Annie French Hector, a popular 19th-century novelist who writes under the pen name “Mrs. Alexander,” is born in Dublin on June 23, 1825.

Hector is the only child of Robert French, a Dublin solicitor. Her family claims to be descended from Irish gentry, the French family of Roscommon and Lord Annaly. On the paternal side, she is related to the poet Charles Wolfe and on her mother’s side, to the Shakespearian scholar, Edmund Malone. Her father loses his money in 1844 and moves first to Liverpool before settling in London.

Hector marries the explorer and archaeologist Alexander Hector in 1858 and together they have four children. She writes several novels during her early life, the first being Kate Vernon in 1854. However, her husband disapproves of her writing so she remains unpublished in his lifetime.

After Alexander Hector’s death in 1875, she uses his first name as her pseudonym and publishes over forty novels as “Mrs. Alexander,” many published by George and Richard Bentley. Among her books, all of which enjoy a wide popularity in the United States, are The Wooing O’t (1873), Ralph Wilton’s Weird (1875), Her Dearest Foe (1876), The Freres (1882), A Golden Autumn (1897), A Winning Hazard (1897), and Kitty Costello (1902).

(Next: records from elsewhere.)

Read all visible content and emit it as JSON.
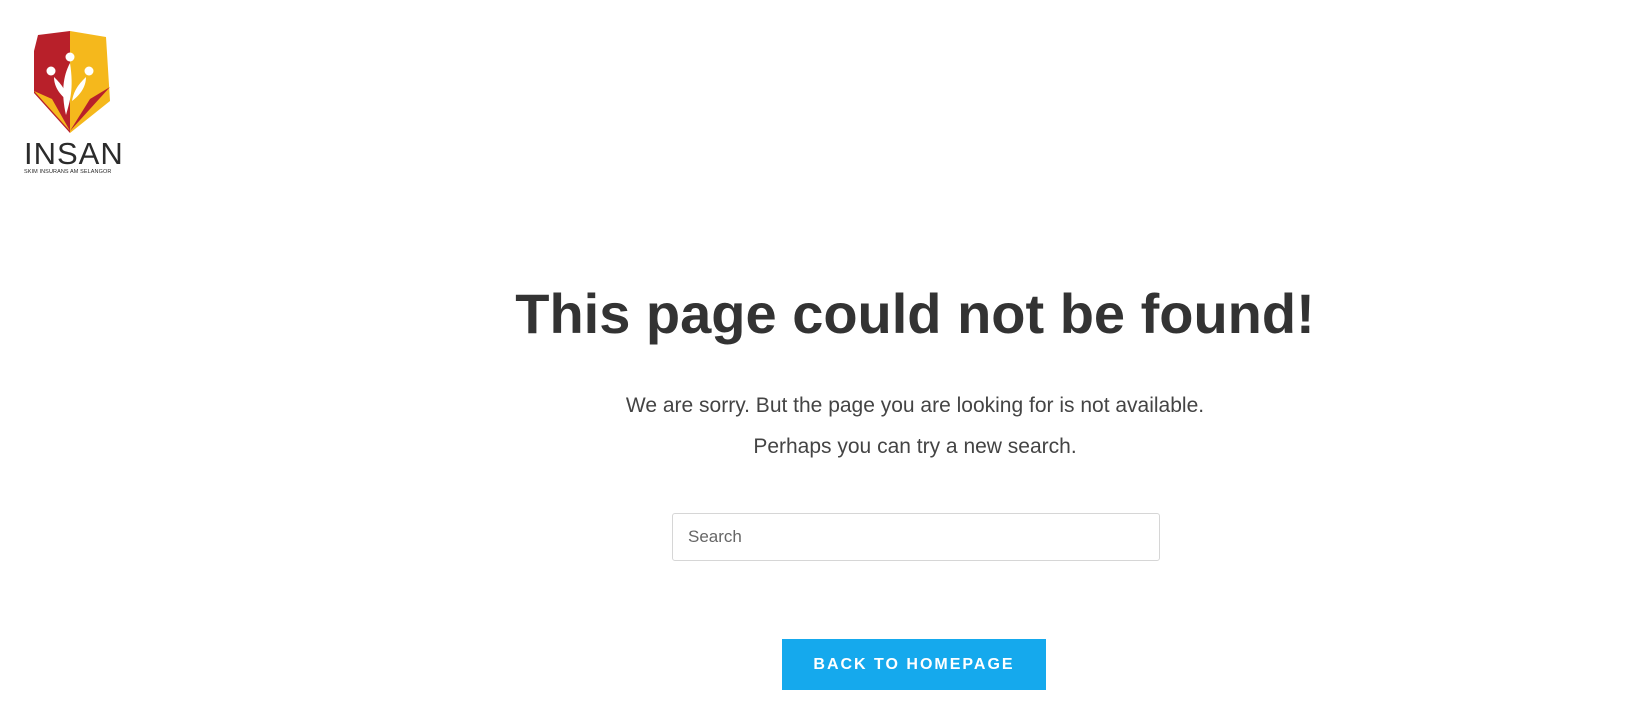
{
  "logo": {
    "name": "INSAN",
    "tagline": "SKIM INSURANS AM SELANGOR",
    "colors": {
      "red": "#b8202a",
      "yellow": "#f5b81c"
    }
  },
  "heading": "This page could not be found!",
  "message": {
    "line1": "We are sorry. But the page you are looking for is not available.",
    "line2": "Perhaps you can try a new search."
  },
  "search": {
    "placeholder": "Search",
    "value": ""
  },
  "back_button": {
    "label": "BACK TO HOMEPAGE",
    "color": "#15a9ed"
  }
}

Hector’s final novel, Kitty Costello, which presents an Irish girl’s introduction to English life and has autobiographic touches, is written when she is 77 years old and is barely completed at her death. A witty, clever talker, of quick sympathies and social instincts, Hector is in many ways abler and broader-minded than is shown in her writings. She dies in London, after suffering from neuritis for ten years, on July 10, 1902, and is buried in Kensal Green Cemetery.